■ Task details: Please copy every line with the string "name" from the entries below.

[Interface dataset entries]
********

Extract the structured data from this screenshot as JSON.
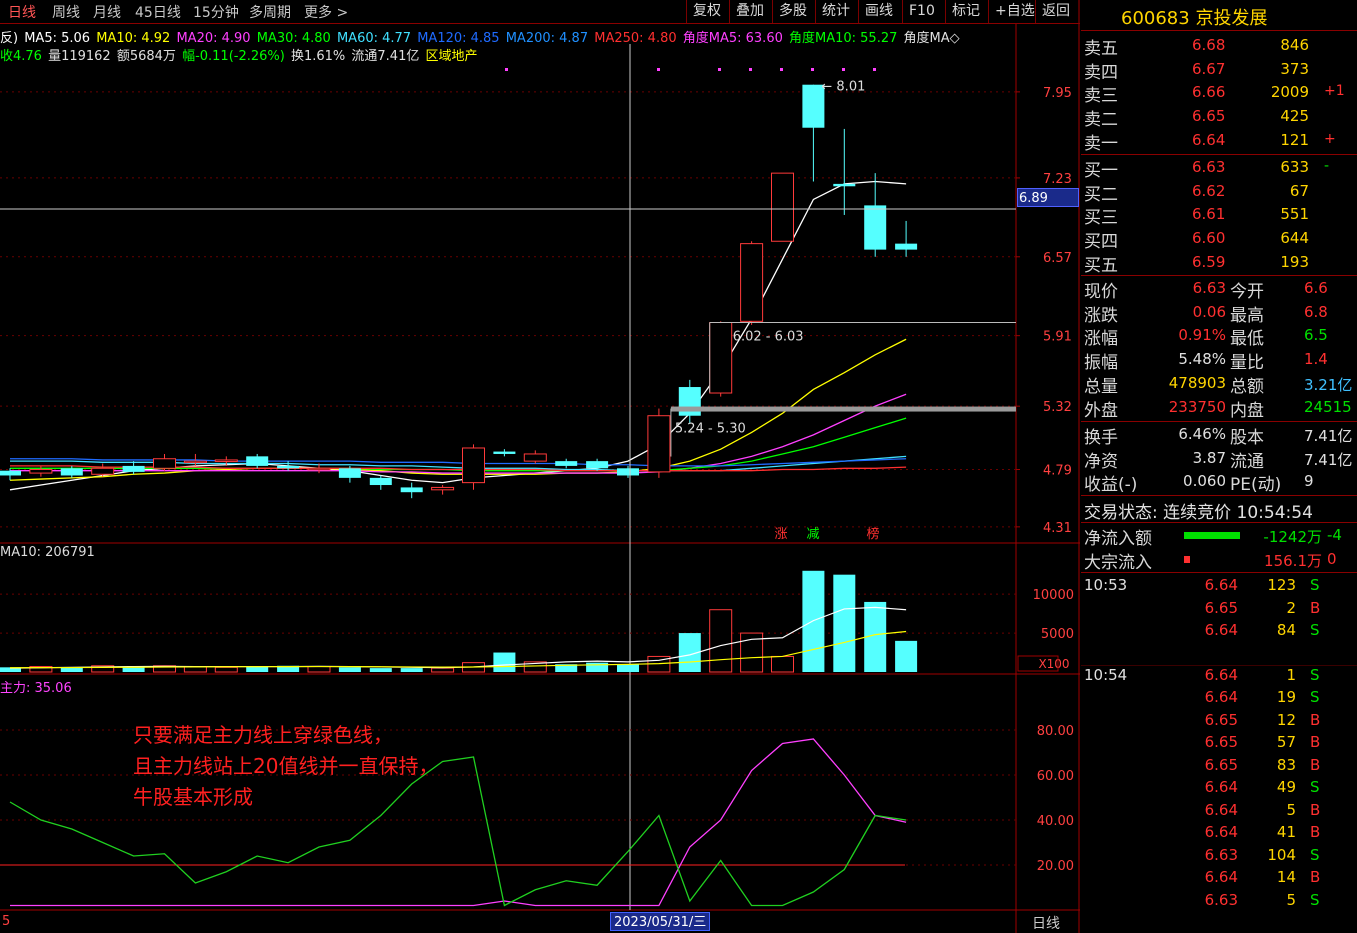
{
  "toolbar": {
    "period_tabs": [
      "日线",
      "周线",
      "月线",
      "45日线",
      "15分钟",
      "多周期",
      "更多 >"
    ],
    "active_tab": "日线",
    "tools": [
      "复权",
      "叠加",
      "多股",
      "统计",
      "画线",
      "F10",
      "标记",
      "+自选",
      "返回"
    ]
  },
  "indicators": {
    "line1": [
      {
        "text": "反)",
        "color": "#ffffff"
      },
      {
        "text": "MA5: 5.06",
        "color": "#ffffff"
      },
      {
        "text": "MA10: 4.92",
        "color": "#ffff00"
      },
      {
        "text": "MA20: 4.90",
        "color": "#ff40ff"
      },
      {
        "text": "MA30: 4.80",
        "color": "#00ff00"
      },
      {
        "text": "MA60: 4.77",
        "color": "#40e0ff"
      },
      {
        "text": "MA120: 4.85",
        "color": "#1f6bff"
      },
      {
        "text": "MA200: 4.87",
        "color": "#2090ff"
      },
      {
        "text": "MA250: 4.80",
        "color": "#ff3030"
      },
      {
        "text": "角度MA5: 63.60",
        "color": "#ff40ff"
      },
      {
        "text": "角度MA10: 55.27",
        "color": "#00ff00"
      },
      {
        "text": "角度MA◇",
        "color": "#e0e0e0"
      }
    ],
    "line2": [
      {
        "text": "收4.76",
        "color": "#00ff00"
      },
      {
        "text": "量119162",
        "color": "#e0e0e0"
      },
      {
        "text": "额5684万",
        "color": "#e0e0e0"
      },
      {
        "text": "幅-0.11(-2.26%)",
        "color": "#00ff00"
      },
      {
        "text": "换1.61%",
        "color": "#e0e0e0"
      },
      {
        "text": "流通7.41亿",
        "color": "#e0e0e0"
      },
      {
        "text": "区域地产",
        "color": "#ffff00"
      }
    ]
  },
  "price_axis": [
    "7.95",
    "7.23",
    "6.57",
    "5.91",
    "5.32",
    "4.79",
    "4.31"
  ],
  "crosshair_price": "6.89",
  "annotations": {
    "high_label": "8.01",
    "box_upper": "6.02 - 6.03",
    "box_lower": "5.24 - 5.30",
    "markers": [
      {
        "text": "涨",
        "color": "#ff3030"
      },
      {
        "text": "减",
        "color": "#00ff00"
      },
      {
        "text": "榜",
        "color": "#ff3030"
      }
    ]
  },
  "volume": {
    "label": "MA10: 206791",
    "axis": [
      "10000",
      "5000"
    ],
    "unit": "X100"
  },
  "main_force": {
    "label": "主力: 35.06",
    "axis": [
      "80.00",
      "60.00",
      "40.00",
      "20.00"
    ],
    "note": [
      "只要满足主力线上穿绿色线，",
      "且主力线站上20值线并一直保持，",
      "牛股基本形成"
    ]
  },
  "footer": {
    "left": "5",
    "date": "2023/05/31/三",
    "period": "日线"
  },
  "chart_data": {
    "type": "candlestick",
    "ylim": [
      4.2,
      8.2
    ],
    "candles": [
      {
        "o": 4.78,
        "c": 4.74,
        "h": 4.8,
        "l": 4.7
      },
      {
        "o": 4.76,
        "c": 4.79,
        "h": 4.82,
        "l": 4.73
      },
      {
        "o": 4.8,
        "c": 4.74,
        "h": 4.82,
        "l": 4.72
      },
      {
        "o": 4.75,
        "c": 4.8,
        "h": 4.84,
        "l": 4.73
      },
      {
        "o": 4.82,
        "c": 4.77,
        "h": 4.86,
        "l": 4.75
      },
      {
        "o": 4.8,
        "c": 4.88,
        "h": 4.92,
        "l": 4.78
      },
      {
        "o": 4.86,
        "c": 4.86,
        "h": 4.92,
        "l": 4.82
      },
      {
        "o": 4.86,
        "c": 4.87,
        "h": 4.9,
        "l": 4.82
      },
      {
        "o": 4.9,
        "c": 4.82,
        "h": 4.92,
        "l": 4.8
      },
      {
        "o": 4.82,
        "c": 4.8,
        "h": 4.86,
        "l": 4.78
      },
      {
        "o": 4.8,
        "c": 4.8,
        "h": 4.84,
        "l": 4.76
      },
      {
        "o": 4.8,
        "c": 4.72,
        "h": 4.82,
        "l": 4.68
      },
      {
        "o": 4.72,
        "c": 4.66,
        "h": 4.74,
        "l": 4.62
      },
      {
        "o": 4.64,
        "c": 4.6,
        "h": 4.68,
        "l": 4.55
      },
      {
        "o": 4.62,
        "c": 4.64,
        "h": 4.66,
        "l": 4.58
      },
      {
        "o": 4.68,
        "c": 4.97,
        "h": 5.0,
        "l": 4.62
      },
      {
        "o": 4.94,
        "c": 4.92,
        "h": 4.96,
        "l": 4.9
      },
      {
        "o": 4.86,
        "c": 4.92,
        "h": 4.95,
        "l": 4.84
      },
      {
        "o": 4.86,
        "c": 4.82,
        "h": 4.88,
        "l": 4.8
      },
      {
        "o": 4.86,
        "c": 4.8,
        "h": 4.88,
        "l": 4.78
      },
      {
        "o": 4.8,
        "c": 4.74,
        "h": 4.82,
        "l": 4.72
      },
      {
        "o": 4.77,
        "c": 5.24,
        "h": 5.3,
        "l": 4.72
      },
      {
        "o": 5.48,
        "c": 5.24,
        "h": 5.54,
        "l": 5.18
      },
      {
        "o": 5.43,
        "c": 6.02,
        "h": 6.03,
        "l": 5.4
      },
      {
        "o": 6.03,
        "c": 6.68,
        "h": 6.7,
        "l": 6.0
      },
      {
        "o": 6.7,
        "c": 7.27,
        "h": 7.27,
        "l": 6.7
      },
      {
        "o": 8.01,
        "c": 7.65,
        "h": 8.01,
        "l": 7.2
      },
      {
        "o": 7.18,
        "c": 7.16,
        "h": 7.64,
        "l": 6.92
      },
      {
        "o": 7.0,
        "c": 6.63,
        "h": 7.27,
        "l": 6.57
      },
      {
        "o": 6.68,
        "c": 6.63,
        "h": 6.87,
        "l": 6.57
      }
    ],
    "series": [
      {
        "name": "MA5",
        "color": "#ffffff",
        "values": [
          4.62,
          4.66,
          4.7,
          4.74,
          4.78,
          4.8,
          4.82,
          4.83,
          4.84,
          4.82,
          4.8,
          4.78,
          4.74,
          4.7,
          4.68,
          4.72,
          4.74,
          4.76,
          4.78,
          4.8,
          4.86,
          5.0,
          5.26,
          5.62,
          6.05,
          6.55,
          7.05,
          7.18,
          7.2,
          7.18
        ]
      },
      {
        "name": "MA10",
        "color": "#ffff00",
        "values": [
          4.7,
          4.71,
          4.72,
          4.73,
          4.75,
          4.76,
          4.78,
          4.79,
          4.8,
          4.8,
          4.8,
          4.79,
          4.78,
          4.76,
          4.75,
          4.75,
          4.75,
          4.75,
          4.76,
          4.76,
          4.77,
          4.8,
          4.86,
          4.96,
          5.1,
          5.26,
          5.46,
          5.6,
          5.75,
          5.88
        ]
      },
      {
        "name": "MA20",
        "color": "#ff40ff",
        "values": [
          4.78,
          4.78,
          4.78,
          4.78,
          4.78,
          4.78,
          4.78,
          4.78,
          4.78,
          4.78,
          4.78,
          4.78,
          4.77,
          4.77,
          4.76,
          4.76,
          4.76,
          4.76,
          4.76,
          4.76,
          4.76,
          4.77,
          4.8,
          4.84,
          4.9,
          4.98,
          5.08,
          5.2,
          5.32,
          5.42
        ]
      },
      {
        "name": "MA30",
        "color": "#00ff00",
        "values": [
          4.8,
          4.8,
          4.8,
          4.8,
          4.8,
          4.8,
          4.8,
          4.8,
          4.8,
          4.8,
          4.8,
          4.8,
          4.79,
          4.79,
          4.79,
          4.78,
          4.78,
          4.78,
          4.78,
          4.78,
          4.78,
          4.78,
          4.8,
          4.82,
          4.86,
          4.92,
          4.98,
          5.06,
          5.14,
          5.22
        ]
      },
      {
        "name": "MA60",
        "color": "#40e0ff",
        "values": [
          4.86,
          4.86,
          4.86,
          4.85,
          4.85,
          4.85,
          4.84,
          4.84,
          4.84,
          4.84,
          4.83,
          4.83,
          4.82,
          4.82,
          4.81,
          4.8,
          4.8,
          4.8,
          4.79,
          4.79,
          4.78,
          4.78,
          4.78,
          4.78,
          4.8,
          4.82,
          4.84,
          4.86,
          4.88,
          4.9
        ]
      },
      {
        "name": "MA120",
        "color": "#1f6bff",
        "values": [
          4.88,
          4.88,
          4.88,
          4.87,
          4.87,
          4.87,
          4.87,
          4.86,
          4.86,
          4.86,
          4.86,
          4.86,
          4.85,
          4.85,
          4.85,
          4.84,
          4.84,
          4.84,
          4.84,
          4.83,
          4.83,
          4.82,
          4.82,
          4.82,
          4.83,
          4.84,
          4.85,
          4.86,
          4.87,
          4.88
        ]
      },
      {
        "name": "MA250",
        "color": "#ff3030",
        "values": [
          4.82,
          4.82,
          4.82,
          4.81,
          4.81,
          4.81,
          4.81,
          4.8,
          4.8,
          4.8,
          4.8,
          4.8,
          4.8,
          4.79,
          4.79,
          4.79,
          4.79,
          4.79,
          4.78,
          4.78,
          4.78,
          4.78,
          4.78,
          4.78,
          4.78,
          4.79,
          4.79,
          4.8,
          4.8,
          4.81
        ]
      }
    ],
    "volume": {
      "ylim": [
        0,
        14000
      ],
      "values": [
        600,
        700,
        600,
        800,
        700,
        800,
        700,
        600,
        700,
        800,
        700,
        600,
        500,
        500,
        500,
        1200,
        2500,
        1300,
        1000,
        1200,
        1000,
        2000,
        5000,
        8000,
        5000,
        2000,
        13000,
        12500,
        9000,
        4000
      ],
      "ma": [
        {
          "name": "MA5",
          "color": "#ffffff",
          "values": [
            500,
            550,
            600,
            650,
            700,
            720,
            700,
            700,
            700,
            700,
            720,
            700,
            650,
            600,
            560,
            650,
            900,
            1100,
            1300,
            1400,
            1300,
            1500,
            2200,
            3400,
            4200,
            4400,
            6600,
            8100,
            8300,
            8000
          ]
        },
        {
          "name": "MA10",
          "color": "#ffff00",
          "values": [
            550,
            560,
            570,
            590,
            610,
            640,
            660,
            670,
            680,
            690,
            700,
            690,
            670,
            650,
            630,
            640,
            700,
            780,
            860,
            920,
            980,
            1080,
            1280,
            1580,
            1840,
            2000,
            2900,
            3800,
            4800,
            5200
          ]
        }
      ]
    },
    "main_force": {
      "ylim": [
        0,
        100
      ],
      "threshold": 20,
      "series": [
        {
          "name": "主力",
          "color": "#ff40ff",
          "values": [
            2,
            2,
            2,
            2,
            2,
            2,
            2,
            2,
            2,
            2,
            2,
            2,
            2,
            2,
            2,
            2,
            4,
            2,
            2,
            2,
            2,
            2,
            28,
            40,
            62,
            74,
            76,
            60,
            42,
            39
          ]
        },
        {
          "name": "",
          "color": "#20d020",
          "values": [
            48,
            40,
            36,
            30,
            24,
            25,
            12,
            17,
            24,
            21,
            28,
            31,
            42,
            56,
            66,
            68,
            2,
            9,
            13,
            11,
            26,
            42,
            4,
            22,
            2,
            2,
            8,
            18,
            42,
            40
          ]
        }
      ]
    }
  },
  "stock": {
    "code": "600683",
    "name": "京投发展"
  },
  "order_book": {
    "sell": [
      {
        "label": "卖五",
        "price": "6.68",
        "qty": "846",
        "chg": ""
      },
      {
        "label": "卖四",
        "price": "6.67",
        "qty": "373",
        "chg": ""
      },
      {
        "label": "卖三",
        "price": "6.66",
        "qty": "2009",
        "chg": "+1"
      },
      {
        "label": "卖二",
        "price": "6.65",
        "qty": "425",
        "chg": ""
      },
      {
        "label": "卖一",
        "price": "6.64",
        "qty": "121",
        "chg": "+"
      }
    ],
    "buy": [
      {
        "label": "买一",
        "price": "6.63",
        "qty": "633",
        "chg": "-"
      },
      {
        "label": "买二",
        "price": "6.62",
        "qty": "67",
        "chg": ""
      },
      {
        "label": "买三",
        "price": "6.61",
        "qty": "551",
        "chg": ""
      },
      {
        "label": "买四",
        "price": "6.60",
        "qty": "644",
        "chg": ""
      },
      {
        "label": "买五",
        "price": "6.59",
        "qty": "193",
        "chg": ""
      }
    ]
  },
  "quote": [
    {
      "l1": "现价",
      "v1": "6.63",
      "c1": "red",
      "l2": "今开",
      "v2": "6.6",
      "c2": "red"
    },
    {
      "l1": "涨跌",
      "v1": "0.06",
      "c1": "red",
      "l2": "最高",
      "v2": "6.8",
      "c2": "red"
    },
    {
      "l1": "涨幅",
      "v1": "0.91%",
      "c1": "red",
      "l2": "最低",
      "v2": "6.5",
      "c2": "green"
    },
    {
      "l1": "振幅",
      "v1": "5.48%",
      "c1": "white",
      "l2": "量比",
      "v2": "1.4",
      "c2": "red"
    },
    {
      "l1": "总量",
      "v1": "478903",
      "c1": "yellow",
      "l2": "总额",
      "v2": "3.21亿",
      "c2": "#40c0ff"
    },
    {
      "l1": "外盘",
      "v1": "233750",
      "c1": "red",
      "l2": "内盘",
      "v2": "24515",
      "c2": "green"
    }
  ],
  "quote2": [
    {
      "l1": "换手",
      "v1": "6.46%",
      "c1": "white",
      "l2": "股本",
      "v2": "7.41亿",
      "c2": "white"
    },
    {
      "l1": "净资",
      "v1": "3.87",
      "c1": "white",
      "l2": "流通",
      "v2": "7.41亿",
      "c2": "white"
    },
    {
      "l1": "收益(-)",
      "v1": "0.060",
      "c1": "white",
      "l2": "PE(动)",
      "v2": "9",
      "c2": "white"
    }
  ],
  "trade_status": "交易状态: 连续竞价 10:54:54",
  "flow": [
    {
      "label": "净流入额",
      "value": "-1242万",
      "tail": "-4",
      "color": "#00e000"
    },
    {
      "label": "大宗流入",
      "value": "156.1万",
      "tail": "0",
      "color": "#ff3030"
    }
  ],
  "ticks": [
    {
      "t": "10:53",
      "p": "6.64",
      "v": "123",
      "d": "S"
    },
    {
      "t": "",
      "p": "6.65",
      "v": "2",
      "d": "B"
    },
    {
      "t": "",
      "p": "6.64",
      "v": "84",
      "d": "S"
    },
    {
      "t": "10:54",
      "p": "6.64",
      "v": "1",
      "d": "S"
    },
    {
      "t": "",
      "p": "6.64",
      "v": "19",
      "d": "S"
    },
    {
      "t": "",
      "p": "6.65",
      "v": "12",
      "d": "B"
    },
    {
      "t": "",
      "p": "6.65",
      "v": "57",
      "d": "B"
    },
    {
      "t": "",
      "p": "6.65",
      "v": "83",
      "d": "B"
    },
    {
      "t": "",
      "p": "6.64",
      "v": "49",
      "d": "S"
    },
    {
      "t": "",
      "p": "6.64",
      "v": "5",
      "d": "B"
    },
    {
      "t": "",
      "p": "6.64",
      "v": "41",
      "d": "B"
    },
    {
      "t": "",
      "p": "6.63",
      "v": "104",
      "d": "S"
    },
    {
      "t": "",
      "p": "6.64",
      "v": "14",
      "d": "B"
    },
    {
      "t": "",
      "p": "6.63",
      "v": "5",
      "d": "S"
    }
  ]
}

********

■ Task response:
        "name": "MA5",
        "name": "MA10",
        "name": "MA20",
        "name": "MA30",
        "name": "MA60",
        "name": "MA120",
        "name": "MA250",
          "name": "MA5",
          "name": "MA10",
          "name": "主力",
          "name": "",
    "name": "京投发展"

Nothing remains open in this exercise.